Among the 66 items considered, multivariate analysis identified 15 independent risk factors for HCV infection: 

Iatrogenic inpatient exposures
admission to a medical facility (OR 2.1);
digestive endoscopy (OR 1.9);
admission to a surgical ward (OR 1.7);
surgical abortion (OR 1.7).>

Out-patient treatments:
Cutaneous ulcer or wound care (OR 10.1);
diathermy (OR 3.0);
gamma globulin administration (OR 1.7);
intravenous injections (OR = 1.7);

varicose vein sclerotherapy (OR 1.6);
acupuncture (OR 1.5);
intramuscular injections (OR 1.4).http://www2.hawaii.edu/%7Edewolfe/Iatrogenic.html

Lifestyle factors:
intranasal cocaine use (OR 4.5);
engaging in contact sports (OR 2.3);
beauty treatments (OR 2.0);
professional pedicure or manicure (OR 1.7). 

These factors explained 73% of community-acquired HCV infections. 


In conclusion, the authors wrote, "for patients with unexplained routes of HCV infection, our data incriminate previously unidentified risk factors (abortions, some dermatological procedures, outpatient injections, contact sports, beauty treatments, professional pedicure/manicure) and confirm those already recognized (hospitalization, digestive endoscopy, acupuncture and intra-nasal cocaine use)."

These results suggest that prevention education materials and programs should include a broader range of exposures and activities that may put individuals at risk for contracting HCV. They also emphasize the need for universal precautions and sterile procedures in medical settings.

4. Mohamed, M. K.et al. Intrafamilial transmission of hepatitis C in Egypt. Hepatology. 42: 683-7. 2000.

This publication was an important contribution to understanding HCV transmission in Egypt. Many, including those in the medical profession, considered that since the PAT campaigns had been stopped more than 25 years ago, then the transmission of HCV had also stopped (see reference 2 above). This report shows that in areas of Egypt with high HCV prevalence, incidence (the number of new cases per year) was also high (6.8/1000 per year).


The conclusion is that HCV transmission is ongoing in Egypt and has not ended as many in the medical profession believe.

This report also suggests that there is transmission of HCV within household or family members. This is an unexpected and unlikely finding. The transmission of HCV virus is low even when exposed directly to for example a needle contaminated with blood from a person known to have HCV viremia. We know this from studies of accidental needle stick injury.

This report did not demonstrate exactly how HCV transmission occurred within the family. Only indirect evidence was given. Also the absolute numbers of new incident cases in the study was small, 28 cases in one village and 5 in the other village. Therefore the analysis was based on small numbers. It is not possible to rule out that exposure and infection of family members did not occur outside the household and confounded by health care provider.

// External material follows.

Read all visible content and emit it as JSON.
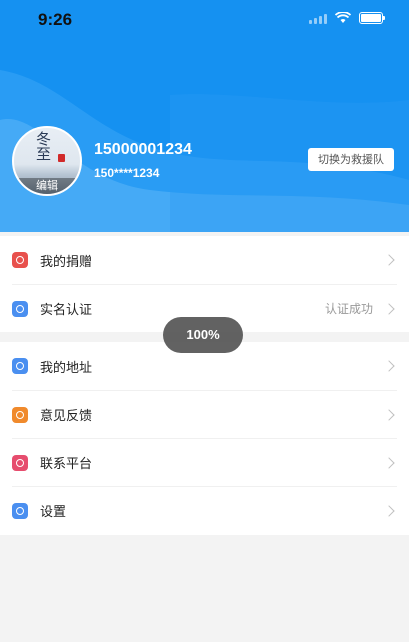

The results from this single prospective study have not been confirmed by other prospective studies. Even if there were household transmission, the attributable risk of this exposure to the total exposure of HCV infection in Egypt was not given. The results consequently in Egypt have been blown out of proportion relative to the more substantial data on transmission of HCV by iatrogenic exposures both in Egypt and elsewhere in the world. This has had a negative impact on focusing prevention messages and measures on the more widely spread iatrogenic exposures and efforts to reduce these exposures. Reducing iatrogenic exposures is essential even if there is household transmission.

Finally, this report potentially stigmatizes family members who may find themselves tested positive for HCV. This is unnecessary and unfortunate. 

5. Saleh, DA et al. Incidence and risk factors for hepatitis C infection in a cohort of women in rural Egypt. Transactions of the Royal Society of Tropical Medicine and Hygiene (2008)

This very recent report estimates incidence of HCV in rural women at 0.5% per year.

6.  El-Zanaty F, Way A. Egypt Demographic and Health Survey 2008. Egyptian: Ministry of Health. El-Zanaty and Associates, and Macro International. Cairo. p 431, 2009.  Egypt Demographic Health Survey: Final Report - June 2009.

This study completed the first representative national sample of HCV antibody and HCV RNA.  The final estimated prevalence of HCV antibody was 14.7%. See  Figure 1